#### [What you are asked to do]
Provide a verbatim copy of all the records below, leaving the images out.

(Component data from apps and pages)

══════

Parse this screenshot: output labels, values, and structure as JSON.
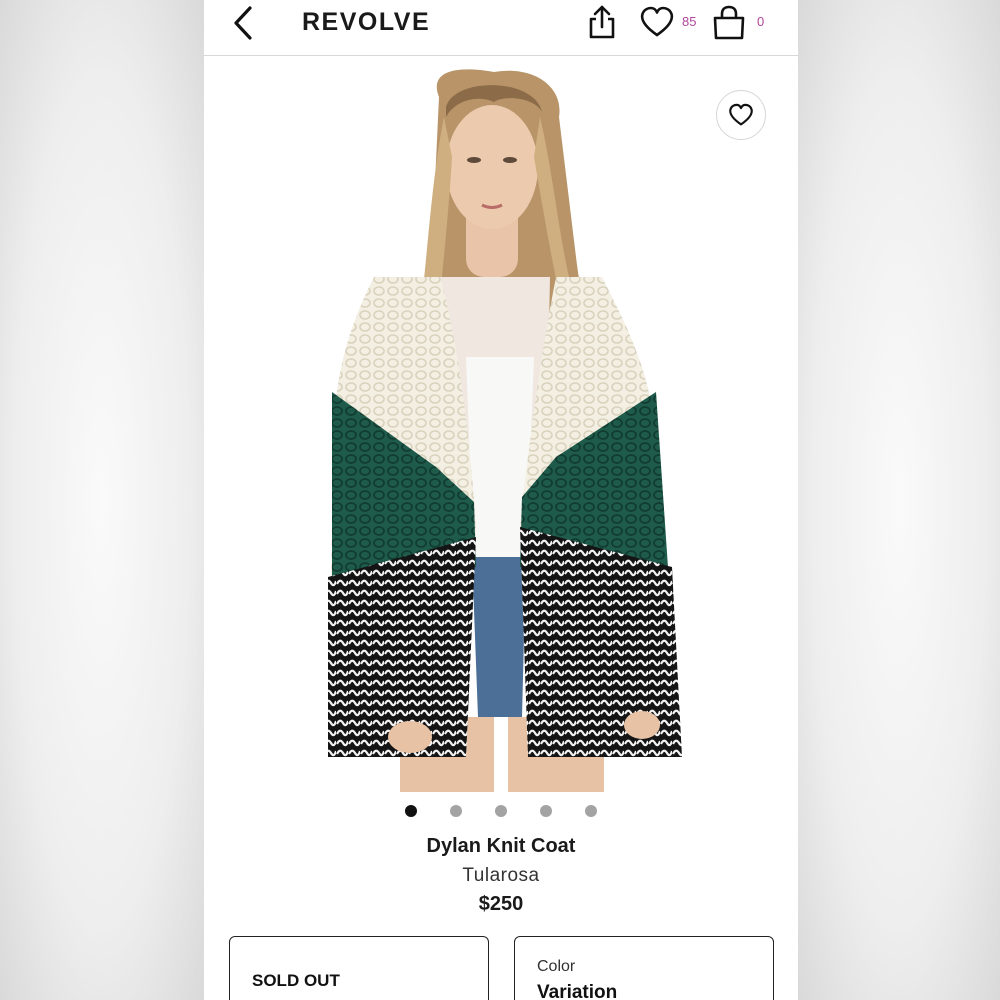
{
  "header": {
    "logo": "REVOLVE",
    "wishlist_count": "85",
    "bag_count": "0"
  },
  "product": {
    "name": "Dylan Knit Coat",
    "brand": "Tularosa",
    "price": "$250",
    "image_count": 5,
    "active_image_index": 0
  },
  "size_selector": {
    "status": "SOLD OUT"
  },
  "color_selector": {
    "label": "Color",
    "value": "Variation"
  },
  "colors": {
    "accent": "#b0479c",
    "text": "#1a1a1a"
  }
}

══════

#### [Response area]
Parse this screenshot: output labels, values, and structure as JSON.
{
  "header": {
    "logo": "REVOLVE",
    "wishlist_count": "85",
    "bag_count": "0"
  },
  "product": {
    "name": "Dylan Knit Coat",
    "brand": "Tularosa",
    "price": "$250",
    "image_count": 5,
    "active_image_index": 0
  },
  "size_selector": {
    "status": "SOLD OUT"
  },
  "color_selector": {
    "label": "Color",
    "value": "Variation"
  },
  "colors": {
    "accent": "#b0479c",
    "text": "#1a1a1a"
  }
}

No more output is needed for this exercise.